How to Know If You Have ADHD
ADHD is a common mental health condition that is characterized by inattention, hyperactivity, and impulsivity. It can impact people of all ages and can cause major problems in their lives.
Diagnosis is based on a doctor’s assessment of a person’s symptoms. This evaluation may include a medical exam, psychiatric history, and family history.
What Are The Symptoms Of ADHD
There are several symptoms that may indicate a person has adhd. They include trouble paying attention, impulsivity, hyperactivity and problems organizing tasks or activities.
They also may forget things, get easily distracted or lose items. It can be hard to keep track of appointments and social plans, as well as keep track of what you have on your to-do list.
People with ADHD may also have low self-esteem and may be prone to mood swings and anger outbursts. Getting treatment can help with these symptoms and improve the quality of life for those who have it.
Doctors diagnose ADHD by discussing a child’s symptoms with their parents and teachers, and then looking at the child’s behavior. They can also rule out other medical conditions that may mimic the symptoms, like learning disabilities, depression or anxiety.
Causes Of ADHD
Attention-deficit hyperactivity disorder (ADHD) is a brain disorder that causes problems with attention and/or activity. It affects up to 5% of children and teens, according to the CDC.
It can cause problems with school, social relationships and employment. Without treatment, ADHD can lead to mood swings, depression, low self-esteem, eating disorders and risky behavior.
Symptoms must last for at least six months to be diagnosed, according to the CDC. Older adolescents and adults must have five or more symptoms of ADHD to get a diagnosis.
There are many possible causes of ADHD, including genetics and the environment. Problems with the central nervous system at key moments in development may also play a role.
Getting Diagnosed With ADHD

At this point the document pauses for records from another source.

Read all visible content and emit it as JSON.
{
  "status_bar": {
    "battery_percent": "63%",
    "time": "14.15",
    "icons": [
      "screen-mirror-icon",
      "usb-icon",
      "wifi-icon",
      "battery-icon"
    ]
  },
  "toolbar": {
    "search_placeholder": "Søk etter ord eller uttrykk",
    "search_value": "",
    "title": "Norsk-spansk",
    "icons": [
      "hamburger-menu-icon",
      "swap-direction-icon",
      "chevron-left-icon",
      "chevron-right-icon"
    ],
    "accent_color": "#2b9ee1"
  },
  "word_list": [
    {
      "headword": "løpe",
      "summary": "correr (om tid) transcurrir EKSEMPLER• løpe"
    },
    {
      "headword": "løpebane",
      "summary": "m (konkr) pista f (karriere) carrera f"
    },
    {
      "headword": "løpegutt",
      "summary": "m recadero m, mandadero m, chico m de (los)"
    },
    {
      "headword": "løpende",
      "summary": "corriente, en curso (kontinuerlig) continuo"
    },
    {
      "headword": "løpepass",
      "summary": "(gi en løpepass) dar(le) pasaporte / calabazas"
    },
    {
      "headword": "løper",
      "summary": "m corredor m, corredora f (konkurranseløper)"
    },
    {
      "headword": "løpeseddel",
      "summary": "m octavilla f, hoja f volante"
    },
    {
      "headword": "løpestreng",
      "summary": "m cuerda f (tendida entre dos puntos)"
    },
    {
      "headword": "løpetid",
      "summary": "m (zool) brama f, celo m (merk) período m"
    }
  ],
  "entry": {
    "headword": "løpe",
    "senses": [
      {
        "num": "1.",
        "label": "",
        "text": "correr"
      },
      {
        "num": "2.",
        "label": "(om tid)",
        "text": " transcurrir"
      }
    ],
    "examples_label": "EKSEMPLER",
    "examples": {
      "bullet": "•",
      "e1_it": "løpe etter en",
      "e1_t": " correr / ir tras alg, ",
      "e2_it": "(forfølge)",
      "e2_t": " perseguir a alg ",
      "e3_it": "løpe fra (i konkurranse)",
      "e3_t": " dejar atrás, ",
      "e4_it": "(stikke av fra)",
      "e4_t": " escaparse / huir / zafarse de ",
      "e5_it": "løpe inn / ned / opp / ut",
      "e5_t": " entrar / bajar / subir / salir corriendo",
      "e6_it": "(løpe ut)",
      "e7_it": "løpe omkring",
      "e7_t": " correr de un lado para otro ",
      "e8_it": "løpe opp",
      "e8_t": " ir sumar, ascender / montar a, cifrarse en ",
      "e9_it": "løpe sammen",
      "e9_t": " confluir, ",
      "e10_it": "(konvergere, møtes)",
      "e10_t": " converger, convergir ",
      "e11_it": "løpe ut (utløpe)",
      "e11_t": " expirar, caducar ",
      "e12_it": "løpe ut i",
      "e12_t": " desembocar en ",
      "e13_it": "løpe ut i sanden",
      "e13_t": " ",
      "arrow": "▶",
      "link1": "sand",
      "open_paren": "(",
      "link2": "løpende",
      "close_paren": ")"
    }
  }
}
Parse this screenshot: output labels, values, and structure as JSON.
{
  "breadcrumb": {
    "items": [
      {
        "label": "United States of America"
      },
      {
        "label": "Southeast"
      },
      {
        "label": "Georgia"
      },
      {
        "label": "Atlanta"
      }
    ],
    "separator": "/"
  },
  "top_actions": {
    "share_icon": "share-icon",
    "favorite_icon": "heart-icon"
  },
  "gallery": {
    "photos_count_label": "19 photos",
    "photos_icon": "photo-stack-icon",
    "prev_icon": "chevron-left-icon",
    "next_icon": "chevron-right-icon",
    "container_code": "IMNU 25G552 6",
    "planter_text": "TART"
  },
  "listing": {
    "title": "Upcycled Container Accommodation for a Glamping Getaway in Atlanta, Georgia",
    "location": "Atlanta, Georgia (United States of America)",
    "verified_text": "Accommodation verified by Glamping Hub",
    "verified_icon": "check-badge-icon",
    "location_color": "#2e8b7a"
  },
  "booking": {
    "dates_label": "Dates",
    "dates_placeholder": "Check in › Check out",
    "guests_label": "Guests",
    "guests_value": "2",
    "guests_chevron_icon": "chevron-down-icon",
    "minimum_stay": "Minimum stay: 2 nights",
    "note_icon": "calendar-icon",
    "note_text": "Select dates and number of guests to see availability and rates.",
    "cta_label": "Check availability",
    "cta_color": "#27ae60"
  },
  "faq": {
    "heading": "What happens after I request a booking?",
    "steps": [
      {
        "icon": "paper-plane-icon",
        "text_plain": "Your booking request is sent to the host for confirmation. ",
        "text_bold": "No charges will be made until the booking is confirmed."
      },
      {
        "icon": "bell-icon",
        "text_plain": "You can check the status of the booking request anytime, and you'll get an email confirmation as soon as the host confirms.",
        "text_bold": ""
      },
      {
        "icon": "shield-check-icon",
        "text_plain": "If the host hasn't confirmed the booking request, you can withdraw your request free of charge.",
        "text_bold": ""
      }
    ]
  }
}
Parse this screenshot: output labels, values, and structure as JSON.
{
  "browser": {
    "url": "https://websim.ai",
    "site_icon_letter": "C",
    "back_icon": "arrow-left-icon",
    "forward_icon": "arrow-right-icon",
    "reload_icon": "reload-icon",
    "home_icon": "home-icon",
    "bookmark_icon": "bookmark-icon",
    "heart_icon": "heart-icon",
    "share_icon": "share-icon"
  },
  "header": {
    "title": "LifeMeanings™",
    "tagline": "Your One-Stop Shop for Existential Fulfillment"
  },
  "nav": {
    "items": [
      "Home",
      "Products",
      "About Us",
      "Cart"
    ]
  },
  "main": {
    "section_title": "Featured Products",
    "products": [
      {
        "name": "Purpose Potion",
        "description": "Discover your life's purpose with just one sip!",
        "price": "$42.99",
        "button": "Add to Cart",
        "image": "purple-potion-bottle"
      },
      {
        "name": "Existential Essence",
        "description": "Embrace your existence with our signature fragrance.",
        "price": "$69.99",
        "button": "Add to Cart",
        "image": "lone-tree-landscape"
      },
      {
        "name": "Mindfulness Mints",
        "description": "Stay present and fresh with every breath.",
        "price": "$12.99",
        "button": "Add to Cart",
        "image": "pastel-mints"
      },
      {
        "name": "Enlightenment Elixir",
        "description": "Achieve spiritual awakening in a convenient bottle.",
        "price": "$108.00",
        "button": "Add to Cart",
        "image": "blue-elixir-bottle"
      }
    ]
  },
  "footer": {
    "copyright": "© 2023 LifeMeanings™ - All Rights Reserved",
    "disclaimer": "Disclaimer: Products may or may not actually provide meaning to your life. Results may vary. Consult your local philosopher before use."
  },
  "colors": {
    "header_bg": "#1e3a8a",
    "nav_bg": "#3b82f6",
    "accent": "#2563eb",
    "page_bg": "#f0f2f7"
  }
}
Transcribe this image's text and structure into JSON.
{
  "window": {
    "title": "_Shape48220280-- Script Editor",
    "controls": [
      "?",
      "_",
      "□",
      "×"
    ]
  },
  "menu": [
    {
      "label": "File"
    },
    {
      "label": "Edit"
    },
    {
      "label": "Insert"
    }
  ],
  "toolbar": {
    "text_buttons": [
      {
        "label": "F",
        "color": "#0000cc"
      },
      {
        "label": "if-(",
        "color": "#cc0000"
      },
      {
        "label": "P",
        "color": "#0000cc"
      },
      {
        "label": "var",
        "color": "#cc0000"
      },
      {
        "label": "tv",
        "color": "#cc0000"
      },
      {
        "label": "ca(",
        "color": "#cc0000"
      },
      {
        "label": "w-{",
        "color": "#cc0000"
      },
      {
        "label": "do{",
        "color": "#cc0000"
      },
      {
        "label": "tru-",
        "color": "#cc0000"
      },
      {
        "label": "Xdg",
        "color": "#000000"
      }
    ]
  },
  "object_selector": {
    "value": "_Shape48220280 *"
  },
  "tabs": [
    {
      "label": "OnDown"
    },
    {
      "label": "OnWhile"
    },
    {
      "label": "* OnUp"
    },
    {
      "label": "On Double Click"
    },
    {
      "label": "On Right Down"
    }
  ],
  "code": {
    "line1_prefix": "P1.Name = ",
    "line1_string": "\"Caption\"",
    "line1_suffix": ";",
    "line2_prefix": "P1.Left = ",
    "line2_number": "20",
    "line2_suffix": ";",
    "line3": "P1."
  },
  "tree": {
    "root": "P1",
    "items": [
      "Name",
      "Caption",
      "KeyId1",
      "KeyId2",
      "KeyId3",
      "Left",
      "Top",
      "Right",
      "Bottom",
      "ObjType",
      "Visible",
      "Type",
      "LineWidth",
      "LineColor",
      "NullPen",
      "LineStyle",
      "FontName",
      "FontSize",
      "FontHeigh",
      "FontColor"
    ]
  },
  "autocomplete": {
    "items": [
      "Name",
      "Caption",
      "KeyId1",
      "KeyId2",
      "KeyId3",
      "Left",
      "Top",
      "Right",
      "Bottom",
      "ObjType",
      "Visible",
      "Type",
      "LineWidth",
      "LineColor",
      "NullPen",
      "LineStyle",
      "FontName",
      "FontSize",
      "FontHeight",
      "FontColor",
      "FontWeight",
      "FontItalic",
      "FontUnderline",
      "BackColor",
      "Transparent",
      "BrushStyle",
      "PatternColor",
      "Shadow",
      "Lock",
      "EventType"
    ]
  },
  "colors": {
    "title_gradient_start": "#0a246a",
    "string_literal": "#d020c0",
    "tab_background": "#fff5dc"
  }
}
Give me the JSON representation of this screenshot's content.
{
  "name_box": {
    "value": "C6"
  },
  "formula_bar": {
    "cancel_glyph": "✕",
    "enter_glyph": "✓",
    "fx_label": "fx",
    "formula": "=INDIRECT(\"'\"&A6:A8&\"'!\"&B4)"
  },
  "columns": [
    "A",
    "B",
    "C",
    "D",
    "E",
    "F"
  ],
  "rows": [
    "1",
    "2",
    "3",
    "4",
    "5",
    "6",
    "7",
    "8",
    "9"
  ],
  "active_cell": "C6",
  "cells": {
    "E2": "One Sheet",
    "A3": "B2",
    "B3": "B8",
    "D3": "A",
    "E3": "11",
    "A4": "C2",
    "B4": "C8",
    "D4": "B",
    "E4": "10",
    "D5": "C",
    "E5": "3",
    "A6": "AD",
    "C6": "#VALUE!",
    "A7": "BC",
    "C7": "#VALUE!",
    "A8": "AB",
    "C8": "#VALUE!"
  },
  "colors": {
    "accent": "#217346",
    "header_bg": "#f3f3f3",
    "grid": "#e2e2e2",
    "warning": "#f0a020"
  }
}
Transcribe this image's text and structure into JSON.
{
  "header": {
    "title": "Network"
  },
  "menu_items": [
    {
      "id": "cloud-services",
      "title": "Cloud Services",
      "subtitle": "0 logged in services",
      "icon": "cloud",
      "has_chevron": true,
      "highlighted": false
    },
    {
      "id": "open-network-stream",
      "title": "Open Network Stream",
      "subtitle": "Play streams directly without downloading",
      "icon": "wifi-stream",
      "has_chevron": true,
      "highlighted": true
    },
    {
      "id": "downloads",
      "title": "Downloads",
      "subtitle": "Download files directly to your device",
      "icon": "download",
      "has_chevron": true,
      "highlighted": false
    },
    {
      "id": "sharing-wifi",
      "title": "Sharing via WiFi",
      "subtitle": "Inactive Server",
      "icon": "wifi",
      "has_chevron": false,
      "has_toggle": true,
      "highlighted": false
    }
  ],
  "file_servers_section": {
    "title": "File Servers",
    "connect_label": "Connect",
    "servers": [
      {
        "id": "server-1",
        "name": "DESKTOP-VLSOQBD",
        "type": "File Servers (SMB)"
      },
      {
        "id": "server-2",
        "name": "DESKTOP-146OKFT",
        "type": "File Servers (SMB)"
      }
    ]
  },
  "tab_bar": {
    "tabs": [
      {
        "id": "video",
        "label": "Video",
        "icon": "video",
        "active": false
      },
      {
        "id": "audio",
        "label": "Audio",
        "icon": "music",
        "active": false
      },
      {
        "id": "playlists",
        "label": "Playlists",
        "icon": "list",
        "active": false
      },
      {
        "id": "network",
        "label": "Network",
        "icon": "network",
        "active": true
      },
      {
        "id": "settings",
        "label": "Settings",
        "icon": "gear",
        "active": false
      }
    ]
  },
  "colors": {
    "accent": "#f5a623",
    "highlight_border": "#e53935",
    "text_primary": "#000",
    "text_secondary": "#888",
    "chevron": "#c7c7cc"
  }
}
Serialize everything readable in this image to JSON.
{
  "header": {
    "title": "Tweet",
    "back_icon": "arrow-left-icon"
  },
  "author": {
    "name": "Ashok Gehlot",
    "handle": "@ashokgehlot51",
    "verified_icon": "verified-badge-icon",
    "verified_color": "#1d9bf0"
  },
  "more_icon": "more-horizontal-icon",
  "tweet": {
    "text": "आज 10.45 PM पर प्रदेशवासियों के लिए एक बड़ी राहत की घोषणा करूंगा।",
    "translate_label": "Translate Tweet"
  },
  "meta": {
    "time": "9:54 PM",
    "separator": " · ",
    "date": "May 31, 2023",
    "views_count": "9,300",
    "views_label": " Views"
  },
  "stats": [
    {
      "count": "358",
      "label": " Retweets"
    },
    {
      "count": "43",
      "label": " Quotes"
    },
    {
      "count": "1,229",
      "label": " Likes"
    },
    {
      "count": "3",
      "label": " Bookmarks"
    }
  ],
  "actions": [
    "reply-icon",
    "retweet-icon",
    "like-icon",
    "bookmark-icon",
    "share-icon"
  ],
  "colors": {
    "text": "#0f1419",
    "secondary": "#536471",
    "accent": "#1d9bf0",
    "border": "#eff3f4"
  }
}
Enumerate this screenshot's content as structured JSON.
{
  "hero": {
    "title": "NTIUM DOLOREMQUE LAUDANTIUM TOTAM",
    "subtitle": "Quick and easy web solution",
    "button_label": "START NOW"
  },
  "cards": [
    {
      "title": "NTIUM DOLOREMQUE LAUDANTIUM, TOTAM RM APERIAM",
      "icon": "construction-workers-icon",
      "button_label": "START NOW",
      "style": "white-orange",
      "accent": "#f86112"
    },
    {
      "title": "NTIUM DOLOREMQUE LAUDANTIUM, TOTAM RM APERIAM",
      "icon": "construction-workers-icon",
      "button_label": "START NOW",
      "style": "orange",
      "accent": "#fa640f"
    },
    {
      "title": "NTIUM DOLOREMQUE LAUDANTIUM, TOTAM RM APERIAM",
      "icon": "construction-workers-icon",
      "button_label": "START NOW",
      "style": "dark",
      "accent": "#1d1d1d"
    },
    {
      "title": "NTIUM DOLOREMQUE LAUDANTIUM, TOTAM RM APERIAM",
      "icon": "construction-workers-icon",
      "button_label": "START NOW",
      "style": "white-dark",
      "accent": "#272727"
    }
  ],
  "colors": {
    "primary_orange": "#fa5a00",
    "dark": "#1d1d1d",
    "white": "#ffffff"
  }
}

If you have been noticing symptoms of ADHD, getting diagnosed is the first step to treatment. Finding effective treatment takes time and persistence, but it can help you take control of your symptoms and lead a happier, healthier life.
Getting an ADHD diagnosis requires a thorough evaluation by health care professionals. It includes looking at your mood, medical history, and whether you struggle with other mental health conditions or physical illnesses.
The process may involve a psychiatrist, psychologist, psychotherapist, or other physician. Ask your doctor for recommendations or search online for professionals in your area that specialize in diagnosing ADHD.
Risk Factors Of ADHD
Attention deficit hyperactivity disorder (ADHD) is a genetically heritable mental illness. Children whose parents have ADHD have twice the risk of developing the condition.
In addition, there is evidence that environmental factors such as parental low social class and poverty, poor parental education, bullying/peer victimisation, negative parenting and family discord contribute to the onset of ADHD.
Several studies have shown that there is a relationship between ADHD and preterm birth, higher birth weight (BW) and neonatal complications, including respiratory distress syndrome, severe hypoglycemia, perinatal depression, serious liver disease and immunodeficiency. These conditions are largely preventable with better antenatal care and adherence to recommended clinical practices.
Complications Of ADHD
ADHD is a brain-based disorder that affects children, teens and adults. Without proper recognition and treatment, it can result in many behavioral, emotional, academic, vocational and social problems.
Some people are diagnosed with ADHD at a young age, while others are diagnosed later in life. The disorder can have long-term effects on a person’s quality of life, and can be very challenging for family members.
Diagnosis of ADHD requires a child to have six or more symptoms in one of the two main categories (inattention and/or hyperactivity/impulsivity) for at least six months, as well as impairment in at least two areas of life. If a child is not attending preschool or other child care programs, it may be difficult to meet this criterion.